| TASK TO CARRY OUT |
Each line that includes "this" must be copied from the records.

| PROVIDED INFORMATION |
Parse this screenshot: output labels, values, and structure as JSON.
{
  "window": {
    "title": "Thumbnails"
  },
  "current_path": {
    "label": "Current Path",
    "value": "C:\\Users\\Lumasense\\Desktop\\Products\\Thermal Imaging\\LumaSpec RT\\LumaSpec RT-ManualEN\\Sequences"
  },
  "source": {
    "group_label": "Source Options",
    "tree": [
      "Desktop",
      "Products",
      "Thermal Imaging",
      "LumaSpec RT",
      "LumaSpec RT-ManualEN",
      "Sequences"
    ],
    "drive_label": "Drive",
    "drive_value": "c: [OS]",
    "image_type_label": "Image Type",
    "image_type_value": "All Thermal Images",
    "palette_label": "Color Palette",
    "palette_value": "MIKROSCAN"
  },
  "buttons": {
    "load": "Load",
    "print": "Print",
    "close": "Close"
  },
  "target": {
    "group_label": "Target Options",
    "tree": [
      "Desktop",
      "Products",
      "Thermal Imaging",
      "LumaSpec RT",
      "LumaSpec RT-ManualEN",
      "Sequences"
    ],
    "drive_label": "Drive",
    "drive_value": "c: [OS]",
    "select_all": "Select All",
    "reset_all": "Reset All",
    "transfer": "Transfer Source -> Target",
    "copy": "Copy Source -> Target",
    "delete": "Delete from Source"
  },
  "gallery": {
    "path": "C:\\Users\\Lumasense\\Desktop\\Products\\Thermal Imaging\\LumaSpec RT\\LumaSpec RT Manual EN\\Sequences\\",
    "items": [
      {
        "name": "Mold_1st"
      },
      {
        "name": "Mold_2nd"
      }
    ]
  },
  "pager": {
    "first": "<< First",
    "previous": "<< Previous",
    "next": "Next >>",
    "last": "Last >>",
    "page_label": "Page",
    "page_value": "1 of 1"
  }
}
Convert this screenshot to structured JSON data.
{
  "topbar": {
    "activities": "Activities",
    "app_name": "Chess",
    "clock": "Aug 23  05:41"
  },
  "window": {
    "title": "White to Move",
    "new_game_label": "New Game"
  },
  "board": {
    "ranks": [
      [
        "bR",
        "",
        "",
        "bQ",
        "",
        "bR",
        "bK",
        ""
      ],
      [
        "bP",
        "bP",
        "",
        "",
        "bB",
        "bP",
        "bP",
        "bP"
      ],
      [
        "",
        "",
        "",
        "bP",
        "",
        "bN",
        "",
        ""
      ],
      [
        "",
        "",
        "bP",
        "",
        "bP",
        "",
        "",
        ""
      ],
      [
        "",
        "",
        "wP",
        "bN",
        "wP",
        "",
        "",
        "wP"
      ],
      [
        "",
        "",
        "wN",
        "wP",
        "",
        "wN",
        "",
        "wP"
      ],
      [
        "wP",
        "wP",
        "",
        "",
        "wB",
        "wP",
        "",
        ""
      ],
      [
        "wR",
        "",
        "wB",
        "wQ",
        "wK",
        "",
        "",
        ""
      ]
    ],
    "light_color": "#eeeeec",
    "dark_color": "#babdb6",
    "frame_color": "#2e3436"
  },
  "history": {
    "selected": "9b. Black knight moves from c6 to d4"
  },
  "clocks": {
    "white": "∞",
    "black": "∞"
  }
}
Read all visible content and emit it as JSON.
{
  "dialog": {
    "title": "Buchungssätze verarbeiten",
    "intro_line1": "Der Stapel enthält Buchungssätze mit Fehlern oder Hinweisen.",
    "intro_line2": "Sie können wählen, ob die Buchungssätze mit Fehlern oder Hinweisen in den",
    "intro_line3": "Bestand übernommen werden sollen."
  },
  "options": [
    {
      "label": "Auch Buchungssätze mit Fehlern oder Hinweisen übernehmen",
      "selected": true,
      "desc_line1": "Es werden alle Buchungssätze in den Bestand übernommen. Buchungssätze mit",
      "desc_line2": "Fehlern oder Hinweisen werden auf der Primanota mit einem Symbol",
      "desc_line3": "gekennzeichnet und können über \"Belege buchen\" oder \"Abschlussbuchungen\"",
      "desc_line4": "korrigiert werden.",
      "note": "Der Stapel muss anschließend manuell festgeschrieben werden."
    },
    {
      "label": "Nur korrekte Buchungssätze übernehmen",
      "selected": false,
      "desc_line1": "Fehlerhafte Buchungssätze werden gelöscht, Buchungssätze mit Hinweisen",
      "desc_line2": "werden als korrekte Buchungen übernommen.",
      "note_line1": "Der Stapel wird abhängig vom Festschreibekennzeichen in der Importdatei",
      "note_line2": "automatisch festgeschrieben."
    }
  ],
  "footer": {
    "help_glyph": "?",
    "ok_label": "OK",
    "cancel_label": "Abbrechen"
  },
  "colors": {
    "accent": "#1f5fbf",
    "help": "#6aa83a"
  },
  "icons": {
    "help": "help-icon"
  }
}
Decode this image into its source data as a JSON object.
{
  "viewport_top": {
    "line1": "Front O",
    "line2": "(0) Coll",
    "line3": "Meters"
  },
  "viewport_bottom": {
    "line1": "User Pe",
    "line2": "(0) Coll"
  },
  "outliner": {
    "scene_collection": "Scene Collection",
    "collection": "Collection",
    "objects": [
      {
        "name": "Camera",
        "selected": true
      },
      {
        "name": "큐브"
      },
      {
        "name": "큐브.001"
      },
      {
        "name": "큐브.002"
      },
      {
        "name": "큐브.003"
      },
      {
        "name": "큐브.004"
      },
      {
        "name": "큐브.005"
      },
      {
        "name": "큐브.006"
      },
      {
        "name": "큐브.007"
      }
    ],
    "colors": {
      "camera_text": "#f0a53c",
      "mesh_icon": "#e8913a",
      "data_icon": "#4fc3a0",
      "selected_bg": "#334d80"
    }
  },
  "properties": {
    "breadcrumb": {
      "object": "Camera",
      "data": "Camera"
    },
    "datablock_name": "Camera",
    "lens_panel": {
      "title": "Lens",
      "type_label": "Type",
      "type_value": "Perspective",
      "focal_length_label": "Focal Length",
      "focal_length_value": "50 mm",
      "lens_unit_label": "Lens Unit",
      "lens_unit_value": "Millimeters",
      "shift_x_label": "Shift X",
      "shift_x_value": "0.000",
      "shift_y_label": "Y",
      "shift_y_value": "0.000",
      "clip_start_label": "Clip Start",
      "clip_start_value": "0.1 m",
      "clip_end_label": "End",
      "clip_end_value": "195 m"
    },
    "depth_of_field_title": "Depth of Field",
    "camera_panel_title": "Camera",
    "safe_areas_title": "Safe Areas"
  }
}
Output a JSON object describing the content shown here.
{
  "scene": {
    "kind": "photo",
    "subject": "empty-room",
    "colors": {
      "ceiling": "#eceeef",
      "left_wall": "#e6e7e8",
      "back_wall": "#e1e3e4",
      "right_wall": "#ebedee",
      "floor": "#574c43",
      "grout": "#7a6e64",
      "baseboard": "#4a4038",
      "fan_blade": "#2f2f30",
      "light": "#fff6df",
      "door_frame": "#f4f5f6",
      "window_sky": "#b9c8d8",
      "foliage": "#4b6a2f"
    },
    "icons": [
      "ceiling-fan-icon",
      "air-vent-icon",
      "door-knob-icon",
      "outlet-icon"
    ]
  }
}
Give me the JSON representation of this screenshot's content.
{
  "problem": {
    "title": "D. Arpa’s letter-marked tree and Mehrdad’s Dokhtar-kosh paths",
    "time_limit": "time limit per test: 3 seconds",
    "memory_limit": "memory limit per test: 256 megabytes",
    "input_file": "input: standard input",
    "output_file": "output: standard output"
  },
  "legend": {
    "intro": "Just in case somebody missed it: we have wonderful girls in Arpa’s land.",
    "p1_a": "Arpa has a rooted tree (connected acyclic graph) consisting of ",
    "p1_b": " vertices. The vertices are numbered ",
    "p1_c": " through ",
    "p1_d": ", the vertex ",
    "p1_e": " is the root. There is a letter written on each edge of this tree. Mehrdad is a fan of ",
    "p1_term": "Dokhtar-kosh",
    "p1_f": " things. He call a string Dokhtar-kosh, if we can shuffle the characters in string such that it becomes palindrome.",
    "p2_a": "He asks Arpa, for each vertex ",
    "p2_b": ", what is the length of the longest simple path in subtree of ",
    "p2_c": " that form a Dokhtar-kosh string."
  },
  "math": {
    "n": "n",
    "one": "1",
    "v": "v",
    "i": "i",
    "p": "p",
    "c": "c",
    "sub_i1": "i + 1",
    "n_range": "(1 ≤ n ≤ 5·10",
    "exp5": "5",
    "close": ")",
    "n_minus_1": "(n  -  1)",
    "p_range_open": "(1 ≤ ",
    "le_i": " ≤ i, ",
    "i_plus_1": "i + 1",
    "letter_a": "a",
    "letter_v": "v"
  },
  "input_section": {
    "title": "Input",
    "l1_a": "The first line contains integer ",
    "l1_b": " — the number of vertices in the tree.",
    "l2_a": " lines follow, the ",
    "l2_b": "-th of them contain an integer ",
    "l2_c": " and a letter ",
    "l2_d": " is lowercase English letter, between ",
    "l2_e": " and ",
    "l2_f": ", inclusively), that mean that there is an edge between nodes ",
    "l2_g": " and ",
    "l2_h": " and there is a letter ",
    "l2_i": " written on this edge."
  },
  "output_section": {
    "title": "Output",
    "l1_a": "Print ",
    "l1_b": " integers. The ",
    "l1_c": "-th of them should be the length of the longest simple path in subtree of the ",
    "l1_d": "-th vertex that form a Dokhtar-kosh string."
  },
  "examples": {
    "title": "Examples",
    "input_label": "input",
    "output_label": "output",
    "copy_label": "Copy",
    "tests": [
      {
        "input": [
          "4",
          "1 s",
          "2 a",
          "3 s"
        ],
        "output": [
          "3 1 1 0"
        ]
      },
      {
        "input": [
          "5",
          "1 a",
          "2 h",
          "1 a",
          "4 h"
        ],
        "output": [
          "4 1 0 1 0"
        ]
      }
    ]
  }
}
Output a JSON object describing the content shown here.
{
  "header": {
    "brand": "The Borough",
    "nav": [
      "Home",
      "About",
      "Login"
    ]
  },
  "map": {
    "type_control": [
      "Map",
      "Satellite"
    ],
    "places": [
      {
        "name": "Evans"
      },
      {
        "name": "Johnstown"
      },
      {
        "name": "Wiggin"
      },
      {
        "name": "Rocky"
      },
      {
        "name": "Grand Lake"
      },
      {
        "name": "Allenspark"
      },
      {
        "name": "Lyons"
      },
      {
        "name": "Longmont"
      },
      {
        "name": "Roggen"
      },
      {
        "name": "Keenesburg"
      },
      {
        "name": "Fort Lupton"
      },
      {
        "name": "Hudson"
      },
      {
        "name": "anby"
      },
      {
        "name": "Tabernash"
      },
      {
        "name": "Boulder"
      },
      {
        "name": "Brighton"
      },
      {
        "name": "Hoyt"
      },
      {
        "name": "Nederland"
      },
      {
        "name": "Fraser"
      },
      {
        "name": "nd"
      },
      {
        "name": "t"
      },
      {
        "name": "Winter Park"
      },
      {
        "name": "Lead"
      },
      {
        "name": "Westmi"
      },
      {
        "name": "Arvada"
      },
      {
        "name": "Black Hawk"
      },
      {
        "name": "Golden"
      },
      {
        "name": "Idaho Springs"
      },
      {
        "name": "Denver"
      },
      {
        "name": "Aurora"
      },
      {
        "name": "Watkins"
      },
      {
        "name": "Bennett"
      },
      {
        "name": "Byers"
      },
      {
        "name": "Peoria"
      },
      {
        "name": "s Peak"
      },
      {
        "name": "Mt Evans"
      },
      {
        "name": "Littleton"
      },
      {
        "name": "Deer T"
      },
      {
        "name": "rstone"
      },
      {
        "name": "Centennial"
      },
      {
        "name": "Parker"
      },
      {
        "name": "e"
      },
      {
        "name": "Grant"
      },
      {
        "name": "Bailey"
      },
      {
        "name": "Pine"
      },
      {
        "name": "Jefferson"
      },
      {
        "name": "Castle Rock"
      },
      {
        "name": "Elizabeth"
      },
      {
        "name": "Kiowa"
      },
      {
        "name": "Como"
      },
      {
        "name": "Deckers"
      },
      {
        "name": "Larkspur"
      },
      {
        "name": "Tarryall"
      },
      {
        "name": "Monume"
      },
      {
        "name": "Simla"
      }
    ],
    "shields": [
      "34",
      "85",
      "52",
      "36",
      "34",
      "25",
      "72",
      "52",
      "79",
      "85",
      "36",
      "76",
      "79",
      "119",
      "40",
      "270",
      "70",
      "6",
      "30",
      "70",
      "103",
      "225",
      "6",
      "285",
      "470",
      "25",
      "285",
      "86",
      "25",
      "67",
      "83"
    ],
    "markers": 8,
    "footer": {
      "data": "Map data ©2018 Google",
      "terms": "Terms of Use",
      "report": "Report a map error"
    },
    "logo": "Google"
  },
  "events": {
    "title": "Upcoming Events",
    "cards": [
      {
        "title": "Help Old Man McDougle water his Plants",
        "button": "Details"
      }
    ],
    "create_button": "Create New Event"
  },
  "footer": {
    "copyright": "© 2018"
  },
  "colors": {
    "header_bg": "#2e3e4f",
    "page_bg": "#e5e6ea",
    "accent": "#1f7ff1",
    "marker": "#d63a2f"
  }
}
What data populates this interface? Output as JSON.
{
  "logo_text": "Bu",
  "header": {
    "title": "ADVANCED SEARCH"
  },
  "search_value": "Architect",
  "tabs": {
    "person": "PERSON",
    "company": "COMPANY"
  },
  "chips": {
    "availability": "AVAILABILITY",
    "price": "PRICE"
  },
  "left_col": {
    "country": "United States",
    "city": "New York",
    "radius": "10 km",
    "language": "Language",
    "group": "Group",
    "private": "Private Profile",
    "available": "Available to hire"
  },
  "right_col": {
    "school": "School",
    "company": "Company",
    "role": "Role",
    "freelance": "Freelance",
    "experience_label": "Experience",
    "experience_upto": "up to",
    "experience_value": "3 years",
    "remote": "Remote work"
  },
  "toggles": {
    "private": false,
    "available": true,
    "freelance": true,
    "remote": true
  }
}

| ANSWER TO THE EXERCISE |
Parse this screenshot: output labels, values, and structure as JSON.
Convert this screenshot to structured JSON data.
Decode this image into its source data as a JSON object.
Give me the JSON representation of this screenshot's content.
    "p1_e": " is the root. There is a letter written on each edge of this tree. Mehrdad is a fan of ",
    "l2_i": " written on this edge."
What data populates this interface? Output as JSON.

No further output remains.